Johns Hopkins University Study Finds Huge Racial Gap in Living Donor Kidney Transplants

More than 90,000 people in the United States are on a list awaiting donors for a kidney transplant. About one third of those on the list are African Americans. Yet in 2011, 5,771 living donor kidney transplants were performed in the U.S. and only 813 patients (14 percent) receiving new kidneys were African Americans.

A new study led by researchers at the Johns Hopkins University School of Medicine examined racial data on 247,707 patients who registered for kidney transplants at 275 hospitals in the United States from 1995 to 2007. The results showed that African Americans had at least a 35 percent less chance of receiving a kidney transplant from a living donor at all 275 transplant centers. At some centers, African American patients were 76 percent less likely to receive living-donor transplants.

The racial difference may be the result of the fact that few compatible living donors are available for African American patients due to a large presence of diabetes, hypertension, and obesity in the Black community which precludes people from being donors. Also, there may be a reluctance among many African Americans to donate a kidney due to a mistrust of the medical profession. The authors of the study, which was published in the American Journal of Kidney Diseases, recommend that an effort be undertaken to educate the African American community on kidney donorship.

Related Articles


  1. This is a question in which a comment may be implied. Must the race of the donor and recipient be the same in order for a kidney transplant to occur ? I wonder if the genetic mixing of the races both in the past as well as in the present might make compatibility more likely across “racial” lines than might be assumed.

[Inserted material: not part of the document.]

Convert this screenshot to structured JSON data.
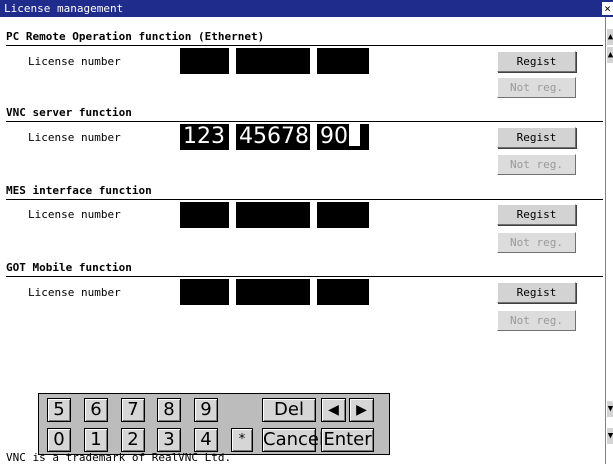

  2. Yes, I agree with the comment made by Mary Northington, are only black individual’s kidneys compatible with one another. If not then we definitely have a problem in that I thought who ever was next in line got the next transplant for whatever organ, so how is race playing a role here.

    • Blacks and Whites can receive kidney donations from people of other races. But this article is talking about “living” donor transplants. These are African Americans who seek out a friend or relative willing to donate one of their kidneys to a patient.

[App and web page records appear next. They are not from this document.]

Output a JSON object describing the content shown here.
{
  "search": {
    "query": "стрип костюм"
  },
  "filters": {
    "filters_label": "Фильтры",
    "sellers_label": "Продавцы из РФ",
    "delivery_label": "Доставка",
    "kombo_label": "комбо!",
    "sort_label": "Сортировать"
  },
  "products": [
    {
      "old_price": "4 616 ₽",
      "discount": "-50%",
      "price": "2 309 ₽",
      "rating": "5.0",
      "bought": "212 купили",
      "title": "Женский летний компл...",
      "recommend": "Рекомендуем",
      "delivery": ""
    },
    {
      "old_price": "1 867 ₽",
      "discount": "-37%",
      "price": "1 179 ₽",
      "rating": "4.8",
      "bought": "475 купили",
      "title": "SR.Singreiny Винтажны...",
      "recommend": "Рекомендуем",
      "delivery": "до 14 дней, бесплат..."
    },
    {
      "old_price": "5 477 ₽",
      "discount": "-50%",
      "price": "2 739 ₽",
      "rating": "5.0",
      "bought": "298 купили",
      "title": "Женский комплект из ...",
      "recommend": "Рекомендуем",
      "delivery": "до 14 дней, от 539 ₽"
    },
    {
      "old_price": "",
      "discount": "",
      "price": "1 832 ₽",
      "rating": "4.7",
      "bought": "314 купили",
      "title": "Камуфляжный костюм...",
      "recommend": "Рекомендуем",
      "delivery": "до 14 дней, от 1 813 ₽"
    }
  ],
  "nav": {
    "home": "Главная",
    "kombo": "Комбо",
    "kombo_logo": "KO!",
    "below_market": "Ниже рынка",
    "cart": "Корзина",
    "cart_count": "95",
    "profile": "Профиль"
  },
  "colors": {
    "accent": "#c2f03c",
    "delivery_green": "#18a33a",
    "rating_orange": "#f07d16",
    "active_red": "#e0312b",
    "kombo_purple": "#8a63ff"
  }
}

Leave a Reply

Get the JBHE Weekly Bulletin

Receive our weekly email newsletter delivered to your inbox

Latest News

In Memoriam: O. Jerome Green, 1954-2024

President of historically Black Shorter College O. Jerome Green passed way unexpectedly on April 8. Since he became president in 2012, the college has experienced record-breaking enrollment and graduation rates, created new academic programs, and established the STEM Center for Academic Excellence.

Federal Report Uncovers Lack of Faculty Diversity and Delay in Federal Discrimination Complaint Processing

In addition to a lack of diversity in higher education faculty, the report revealed a frequent delay by the Department of Education when referring discrimination complaints to the Equal Employment Opportunity Commission.

Christopher Span Appointed Dean of Rutgers University Graduate School of Education

Dr. Span, professor of education policy, organization, and leadership at the University of Illinois, is a scholar of African American educational history. He has experience in both academic and administrative leadership positions.

Lingering Mistrust From Tuskegee Syphilis Study Connected to COVID-19 Vaccine Reluctance

African Americans who lived within 750 miles of Tuskegee, Alabama, were more reluctant to receive the COVID-19 vaccine than their White neighbors, as well as Black Americans from other United States regions. The authors attribute this finding to lingering mistrust of public health services as a result of the Tuskegee Syphilis Study which ran from the 1930s to 1972.

Featured Jobs